In retrospect, there is no question that focusing on the candidates’ differences on the death penalty was an effective political strategy for the Republican Party. But does it benefit the nation’s citizens when politicians campaigning for state or national office make advocacy of the death penalty centerpieces of their campaigns? It can have such an effect only if the death penalty addresses a fairly widespread social problem and there is simultaneously sufficient reason to believe the death penalty is an effective and practical tool for reducing the problem’s occurrence.
We begin this Article by estimating the frequency of crimes potentially subject to the death penalty compared to the frequency of non-capital crimes, particularly those which are considered violent. We then examine what isknown about the death penalty’s relative effectiveness in reducing the frequency of criminal homicide. We use the results from these two inquiries as a framework for examining the role of capital punishment in American politics at the state and national level, as well as examining how and why politicians use the death penalty to manipulate the crime issue. Finally, we argue that debates surrounding capital punishment generate misinformation that restricts the public’s ability to make informed judgments about public policy, and undermines its faith in the political system.
The campaign reforms of the 1970's have done much to improve this nation's campaign financing system. It is essential that we complete the cycle of campaign finance reform begun in the 1970's if our governmental institutions are to move beyond
Remarks on campaign finance reforms of the 1970s, Buckly v. Valeo, growth of political action committees.
Article discusses the Ted Bundy case and debunks myths about Ted Budy receiving super due process and his attorneys caused delays in executing his sentence.

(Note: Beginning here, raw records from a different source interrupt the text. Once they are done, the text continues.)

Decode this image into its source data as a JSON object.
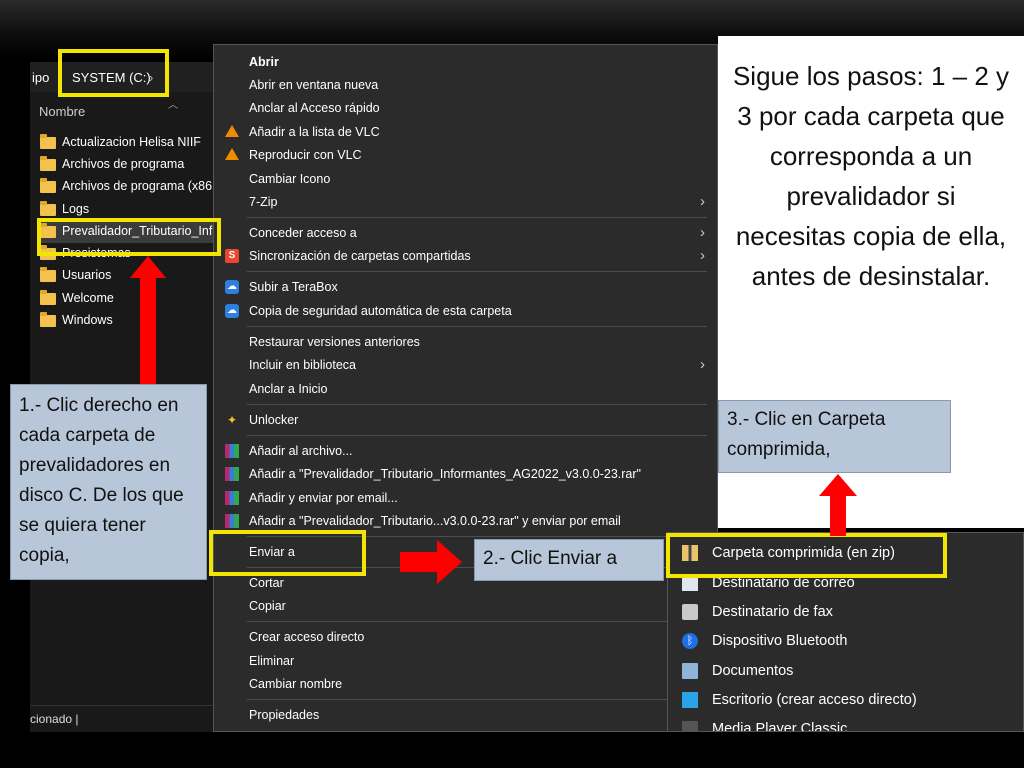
{
  "explorer": {
    "crumb_prefix": "ipo",
    "crumb_location": "SYSTEM (C:)",
    "crumb_chevron": "›",
    "column_header": "Nombre",
    "items": [
      {
        "label": "Actualizacion Helisa NIIF"
      },
      {
        "label": "Archivos de programa"
      },
      {
        "label": "Archivos de programa (x86"
      },
      {
        "label": "Logs"
      },
      {
        "label": "Prevalidador_Tributario_Inf"
      },
      {
        "label": "Presistemas"
      },
      {
        "label": "Usuarios"
      },
      {
        "label": "Welcome"
      },
      {
        "label": "Windows"
      }
    ],
    "status_text": "cionado  |"
  },
  "context_menu": {
    "items": [
      {
        "label": "Abrir"
      },
      {
        "label": "Abrir en ventana nueva"
      },
      {
        "label": "Anclar al Acceso rápido"
      },
      {
        "label": "Añadir a la lista de VLC"
      },
      {
        "label": "Reproducir con VLC"
      },
      {
        "label": "Cambiar Icono"
      },
      {
        "label": "7-Zip"
      },
      {
        "label": "Conceder acceso a"
      },
      {
        "label": "Sincronización de carpetas compartidas"
      },
      {
        "label": "Subir a TeraBox"
      },
      {
        "label": "Copia de seguridad automática de esta carpeta"
      },
      {
        "label": "Restaurar versiones anteriores"
      },
      {
        "label": "Incluir en biblioteca"
      },
      {
        "label": "Anclar a Inicio"
      },
      {
        "label": "Unlocker"
      },
      {
        "label": "Añadir al archivo..."
      },
      {
        "label": "Añadir a \"Prevalidador_Tributario_Informantes_AG2022_v3.0.0-23.rar\""
      },
      {
        "label": "Añadir y enviar por email..."
      },
      {
        "label": "Añadir a \"Prevalidador_Tributario...v3.0.0-23.rar\" y enviar por email"
      },
      {
        "label": "Enviar a"
      },
      {
        "label": "Cortar"
      },
      {
        "label": "Copiar"
      },
      {
        "label": "Crear acceso directo"
      },
      {
        "label": "Eliminar"
      },
      {
        "label": "Cambiar nombre"
      },
      {
        "label": "Propiedades"
      }
    ],
    "submenu_arrow": "›"
  },
  "send_to_menu": {
    "items": [
      {
        "label": "Carpeta comprimida (en zip)"
      },
      {
        "label": "Destinatario de correo"
      },
      {
        "label": "Destinatario de fax"
      },
      {
        "label": "Dispositivo Bluetooth"
      },
      {
        "label": "Documentos"
      },
      {
        "label": "Escritorio (crear acceso directo)"
      },
      {
        "label": "Media Player Classic"
      }
    ]
  },
  "instructions": {
    "text": "Sigue los pasos: 1 – 2 y 3 por cada carpeta que corresponda a un prevalidador si necesitas copia de ella, antes de desinstalar."
  },
  "steps": {
    "step1": "1.- Clic derecho en cada carpeta de prevalidadores en disco C. De los que se quiera tener copia,",
    "step2": "2.- Clic Enviar a",
    "step3": "3.- Clic en Carpeta comprimida,"
  },
  "colors": {
    "highlight": "#f2e600",
    "arrow": "#ff0000",
    "note_bg": "#b7c6d8",
    "menu_bg": "#2b2b2b"
  }
}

Brian Eschels I. National Consensus Through Practice II. Where Do Courts Look For National Sentencing Statistics? III. Possible Sources of Offender Age Data IV. Clark Prosecutor Data V. Trends in the Execution of Emerging Adults In A Decent Proposal: Exempting